Should a line below contain the word "user", report it.

::: SUPPLIED RECORDS

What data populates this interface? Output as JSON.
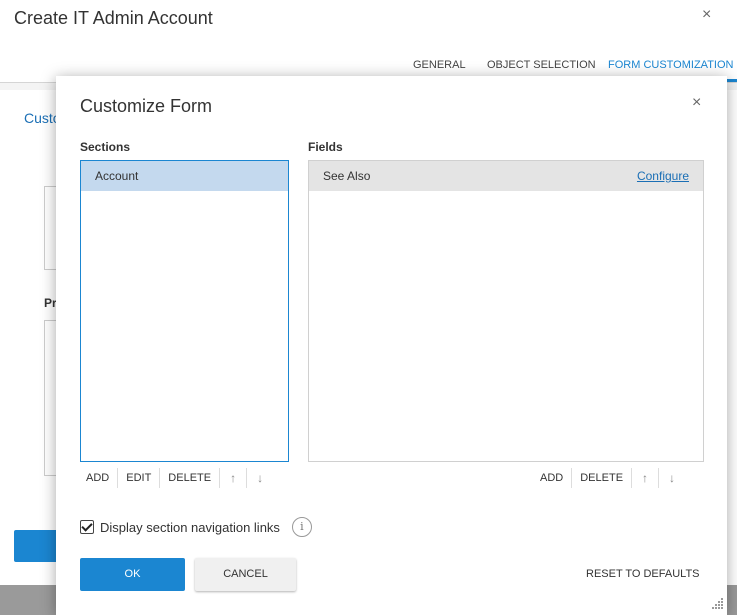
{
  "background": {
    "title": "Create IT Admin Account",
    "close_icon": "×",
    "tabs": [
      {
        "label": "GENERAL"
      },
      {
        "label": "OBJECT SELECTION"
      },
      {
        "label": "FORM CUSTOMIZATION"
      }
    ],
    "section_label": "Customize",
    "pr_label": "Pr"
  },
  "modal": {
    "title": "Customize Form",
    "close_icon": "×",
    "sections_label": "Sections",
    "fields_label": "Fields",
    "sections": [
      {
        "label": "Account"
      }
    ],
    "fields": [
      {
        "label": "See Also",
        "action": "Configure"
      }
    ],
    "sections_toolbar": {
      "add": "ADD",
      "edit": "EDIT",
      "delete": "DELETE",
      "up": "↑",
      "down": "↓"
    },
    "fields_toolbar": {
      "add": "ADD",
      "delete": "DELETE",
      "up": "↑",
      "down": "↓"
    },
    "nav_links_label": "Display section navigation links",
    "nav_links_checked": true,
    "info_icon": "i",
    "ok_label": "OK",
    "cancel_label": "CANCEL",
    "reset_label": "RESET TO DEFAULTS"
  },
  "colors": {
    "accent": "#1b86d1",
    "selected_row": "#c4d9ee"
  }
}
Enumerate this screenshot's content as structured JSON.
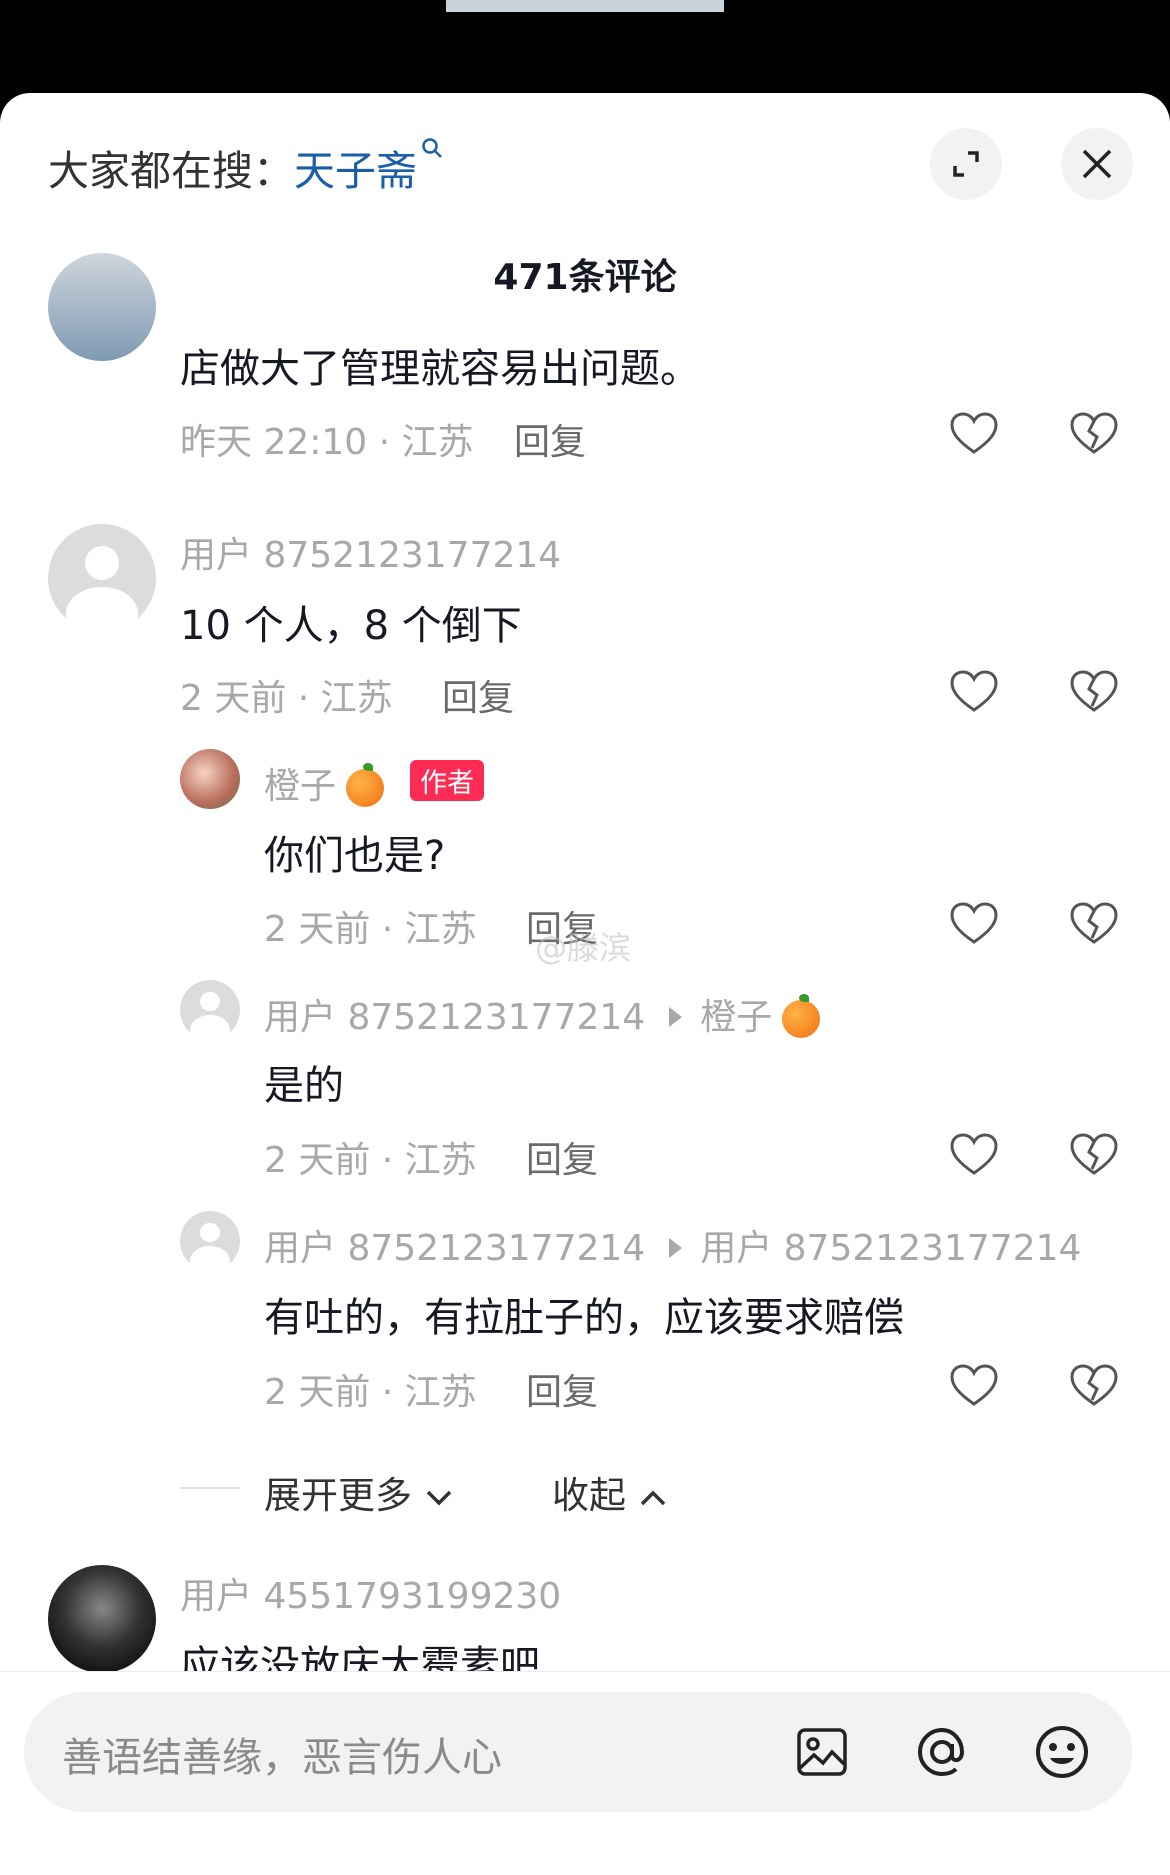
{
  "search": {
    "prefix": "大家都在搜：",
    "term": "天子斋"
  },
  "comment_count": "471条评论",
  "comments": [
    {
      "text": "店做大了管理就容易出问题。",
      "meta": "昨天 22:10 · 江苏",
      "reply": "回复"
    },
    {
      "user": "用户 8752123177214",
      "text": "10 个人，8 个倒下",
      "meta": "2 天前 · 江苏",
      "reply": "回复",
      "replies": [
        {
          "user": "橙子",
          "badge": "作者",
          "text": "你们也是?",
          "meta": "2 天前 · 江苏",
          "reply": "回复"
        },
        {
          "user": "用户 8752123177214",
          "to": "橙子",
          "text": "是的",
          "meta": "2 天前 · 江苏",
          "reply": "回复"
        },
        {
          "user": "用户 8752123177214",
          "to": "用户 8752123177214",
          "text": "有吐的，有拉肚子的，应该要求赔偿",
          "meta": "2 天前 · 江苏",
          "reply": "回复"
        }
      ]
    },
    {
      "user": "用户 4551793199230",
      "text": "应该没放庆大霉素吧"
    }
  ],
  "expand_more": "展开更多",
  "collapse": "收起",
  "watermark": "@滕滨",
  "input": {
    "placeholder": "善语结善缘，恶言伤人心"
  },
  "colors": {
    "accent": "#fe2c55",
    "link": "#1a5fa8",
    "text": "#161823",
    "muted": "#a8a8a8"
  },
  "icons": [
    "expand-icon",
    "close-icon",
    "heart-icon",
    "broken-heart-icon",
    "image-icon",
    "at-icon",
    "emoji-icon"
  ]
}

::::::

_SOLUTION TO THE PROBLEM_
      "user": "用户 8752123177214",
          "user": "橙子",
          "user": "用户 8752123177214",
          "user": "用户 8752123177214",
      "user": "用户 4551793199230",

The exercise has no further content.